Von Dutch, the 2000s fashion brand known for its trucker hats worn by the likes of Britney Spears, Paris Hilton and Justin Timberlake, is getting the documentary series treatment. Hulu has ordered a three-part series based on the story of the brand from the Intellectual Property Corporation, the Industrial Media-owned producer behind YouTube’s This Is Paris...
The early 2000s have been back in style for what feels like forever now, reviving demand for the velour tracksuits, low-rise jeans, rhinestone-studded baby tees and trucker hats that defined an era of consumerism. Now, a new docuseries aims to examine the legacy of one of the aughts’ most sought-after brands...
Docuseries mushroomed in 2021 as streamers ramped up their offerings, and viewers were the beneficiaries. The wide array of series ran the gamut from investigative to ruminative, tackling sports, crime and music.
Mexico’s most bankable stars, Gael García Bernal and Diego Luna, have teamed up with L.A. and Miami-based Exile Content to produce Travis Gutiérrez Senger’s documentary on the groundbreaking art group, “ASCO: Without Permission.”
A Documentary on Women in the Restaurant Business.
The 29-minute film follows three professionals as they manage working in male-dominated spaces.
Showtime has released the first trailer for their new documentary Ready For War, which sheds a light on the often-overlooked issue of deported United States military veterans. The feature docu will debut on the premium cabler on November 22 at 9 p.m. ET/PT. Prior to that, it will have its Los Angeles premiere at the AFI Fest on November 19. The film had its world premiere at the Toronto International Film Festival in September.
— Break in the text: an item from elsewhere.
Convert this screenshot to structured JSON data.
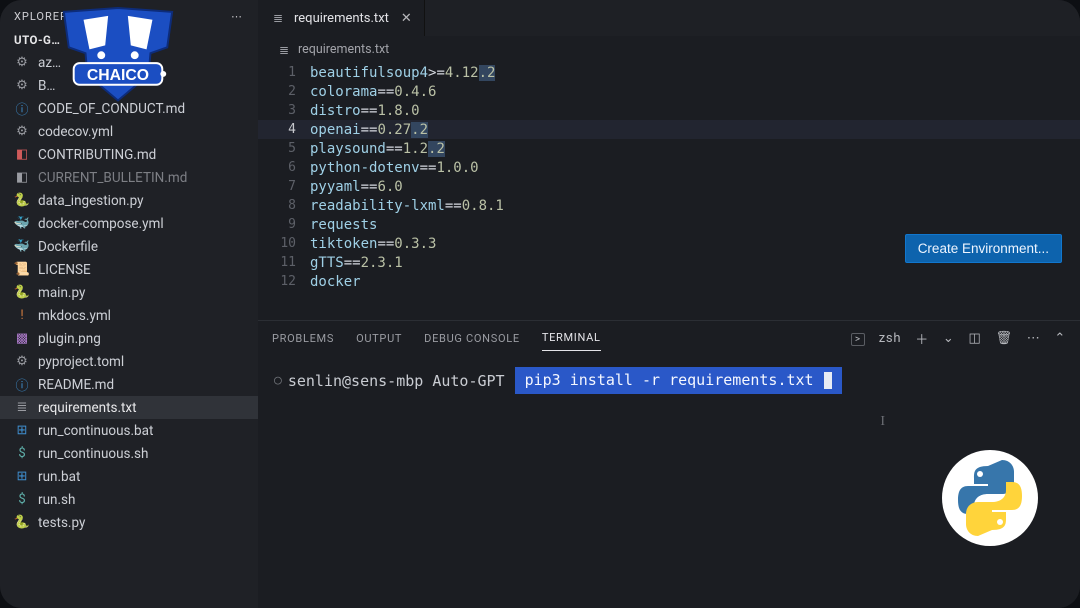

Hollywood heavyweight David Ayer and singer-songwriter Drake helped to produce Showtime's 'Ready for War,' a documentary about military veterans deported to Mexico.
‘Just Mercy,’ ‘And Then We Danced,’ ‘Ready for War’ Take Top Audience Awards At 55th Chicago International Film Festival
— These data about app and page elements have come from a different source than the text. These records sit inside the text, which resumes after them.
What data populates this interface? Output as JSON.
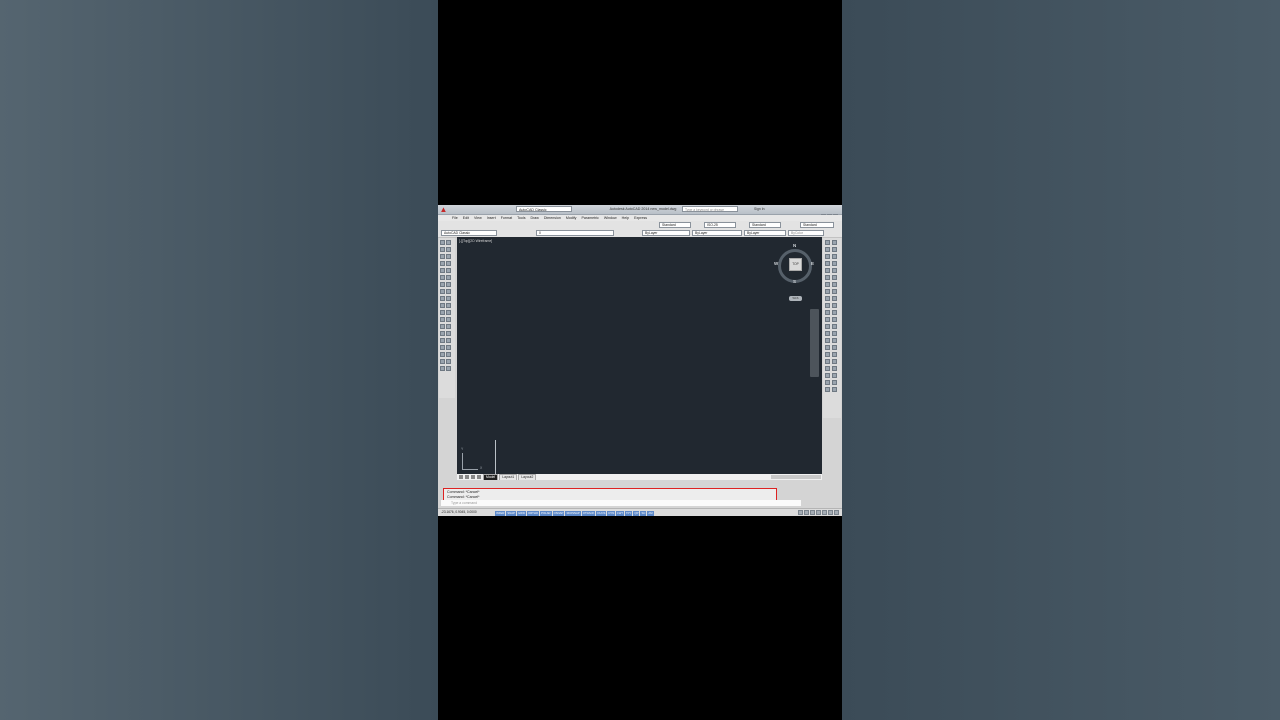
{
  "app": {
    "title_text": "Autodesk AutoCAD 2014  new_model.dwg",
    "workspace": "AutoCAD Classic",
    "search_placeholder": "Type a keyword or phrase",
    "signin": "Sign In"
  },
  "menu": [
    "File",
    "Edit",
    "View",
    "Insert",
    "Format",
    "Tools",
    "Draw",
    "Dimension",
    "Modify",
    "Parametric",
    "Window",
    "Help",
    "Express"
  ],
  "toolbar_fields": {
    "text_style": "Standard",
    "dim_style": "ISO-25",
    "table_style": "Standard",
    "mleader_style": "Standard",
    "workspace2": "AutoCAD Classic",
    "layer": "0",
    "color": "ByLayer",
    "linetype": "ByLayer",
    "lineweight": "ByLayer",
    "plotstyle": "ByColor"
  },
  "viewport": {
    "label": "[-][Top][2D Wireframe]",
    "viewcube": {
      "face": "TOP",
      "north": "N",
      "south": "S",
      "east": "E",
      "west": "W"
    },
    "wcs": "WCS",
    "ucs_x": "X",
    "ucs_y": "Y"
  },
  "tabs": {
    "model": "Model",
    "layout1": "Layout1",
    "layout2": "Layout2"
  },
  "command": {
    "line1": "Command:  *Cancel*",
    "line2": "Command:  *Cancel*",
    "input_placeholder": "Type a command"
  },
  "status": {
    "coords": "-23.1676,  0.9045, 0.0000",
    "buttons": [
      "INFER",
      "SNAP",
      "GRID",
      "ORTHO",
      "POLAR",
      "OSNAP",
      "3DOSNAP",
      "OTRACK",
      "DUCS",
      "DYN",
      "LWT",
      "TPY",
      "QP",
      "SC",
      "AM"
    ]
  },
  "colors": {
    "viewport_bg": "#212830",
    "highlight_border": "#dd2222",
    "accent": "#c62828"
  }
}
Three military veterans denied U.S. citizenship and deported back to Mexico encourage audiences to rally behind the fight of their lives.
The documentary Ready For War, directed by Andrew Renzi and executive produced by Drake and co-manager Adel Nur (a.k.a. Future The Prince), premiered recently at the Toronto International Film Festival (TIFF), and the subject might infuriate some people.
Ready for War examines the cause and effect of deporting U.S. military veterans and their forced recruitment by Mexican drug cartels. It is produced by Cedar Park, Kerstin Emhoff and Candice Dragonas’ Prettybird and Drake and Adel Nur’s Dreamcrew. The premium cable network has acquired worldwide rights via Showtime Documentary Films.
Entertainment One is teaming with David Ayer’s and Chris Long’s Cedar Park and Prettybird on Ready for War, a four-part documentary limited series that examines the cause and effect of deporting U.S. military veterans and their forced recruitment by Mexican drug cartels.
Fox has set a premiere date for They Fight, a documentary about one of the nation’s top youth boxing programs, which not only helps young athletes pursue their dreams in the ring but also steers them away from the pitfalls that led to Coach Walt Manigan’s imprisonment.
U.S. outfit Argent Pictures is turning its Fox Sports boxing documentary They Fight into a narrative feature film.
Andrew Renzi directed the original documentary and will write the screenplay for the new feature. Mandalay Pictures will also produce.